the cross-examination he stated that the incident took place at the house of
his wife-the deceased's mother. This is a very important factor considering the
undisputed position and in fact the admission of PW1 that he and his wife were
separated nearly two decades ago, and that he was not in visiting terms with
his wife. Then the question would automatically arise as to how in spite of
strained relationship he could have seen the occurrence as alleged in the house
of his wife. That is not the end of the matter. In his cross examination he
further stated that the incident happened in the small lane in front of the
house of his wife.
is at clear variance with the statement that the occurrence took place inside
the house where allegedly he, the deceased, his son-PW2 and daughters PWs. 3
and 6 were present. That is not the final say of the witness. He accepted that
in the FIR (Ex. B1) he had stated the place of occurrence to be the house of
the deceased. Though the FIR is not a substantive evidence yet, the same can be
used to test the veracity of the witness. PW1 accepted that what was stated in
the FIR was correct.
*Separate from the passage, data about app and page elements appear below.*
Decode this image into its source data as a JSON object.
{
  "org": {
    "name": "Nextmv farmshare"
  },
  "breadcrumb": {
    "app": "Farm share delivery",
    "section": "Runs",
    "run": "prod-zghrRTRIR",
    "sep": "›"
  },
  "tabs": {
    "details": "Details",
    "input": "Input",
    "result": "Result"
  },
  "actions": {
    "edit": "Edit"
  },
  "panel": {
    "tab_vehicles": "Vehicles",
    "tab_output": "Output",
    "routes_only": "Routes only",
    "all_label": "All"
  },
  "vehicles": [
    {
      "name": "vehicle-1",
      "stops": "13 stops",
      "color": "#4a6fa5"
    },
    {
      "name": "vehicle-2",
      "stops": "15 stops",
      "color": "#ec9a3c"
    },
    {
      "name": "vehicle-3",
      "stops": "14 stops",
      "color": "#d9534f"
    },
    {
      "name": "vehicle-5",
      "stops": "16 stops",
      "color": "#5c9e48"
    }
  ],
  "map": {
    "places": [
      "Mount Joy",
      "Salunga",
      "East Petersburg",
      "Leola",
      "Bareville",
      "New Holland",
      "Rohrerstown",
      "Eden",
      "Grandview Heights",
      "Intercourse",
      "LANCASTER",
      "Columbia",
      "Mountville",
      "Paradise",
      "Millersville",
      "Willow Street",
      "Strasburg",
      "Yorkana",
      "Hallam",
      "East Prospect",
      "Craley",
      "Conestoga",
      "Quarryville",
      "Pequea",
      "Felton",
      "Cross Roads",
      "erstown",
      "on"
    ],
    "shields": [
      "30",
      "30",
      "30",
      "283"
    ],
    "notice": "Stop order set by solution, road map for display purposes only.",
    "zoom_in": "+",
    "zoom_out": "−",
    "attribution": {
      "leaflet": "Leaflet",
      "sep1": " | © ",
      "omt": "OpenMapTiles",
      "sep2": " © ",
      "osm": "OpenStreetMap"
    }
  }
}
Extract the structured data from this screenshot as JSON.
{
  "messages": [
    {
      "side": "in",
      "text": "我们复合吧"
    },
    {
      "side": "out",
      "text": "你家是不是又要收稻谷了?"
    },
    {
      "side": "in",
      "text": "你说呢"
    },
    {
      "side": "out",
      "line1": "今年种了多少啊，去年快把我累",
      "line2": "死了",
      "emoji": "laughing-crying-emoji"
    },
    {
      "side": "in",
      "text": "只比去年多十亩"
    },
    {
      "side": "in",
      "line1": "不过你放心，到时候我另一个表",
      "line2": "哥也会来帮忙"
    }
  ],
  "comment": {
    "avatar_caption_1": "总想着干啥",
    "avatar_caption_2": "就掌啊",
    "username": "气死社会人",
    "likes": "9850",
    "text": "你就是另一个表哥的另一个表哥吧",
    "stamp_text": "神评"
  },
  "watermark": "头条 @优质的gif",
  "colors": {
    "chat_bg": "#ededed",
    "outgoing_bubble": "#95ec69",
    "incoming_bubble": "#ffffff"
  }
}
When the place of occurrence itself has not been
established it would be not proper to accept the prosecution version.
being the position the High Court was not right in lightly brushing aside the
apparent inconsistencies and discrepancies by making a general observation that
the PW1 is an illiterate person. Above being the position the impugned judgment
of the High Court is set aside. The accused be set at liberty forthwith unless
he is required to be in custody in connection with any other case.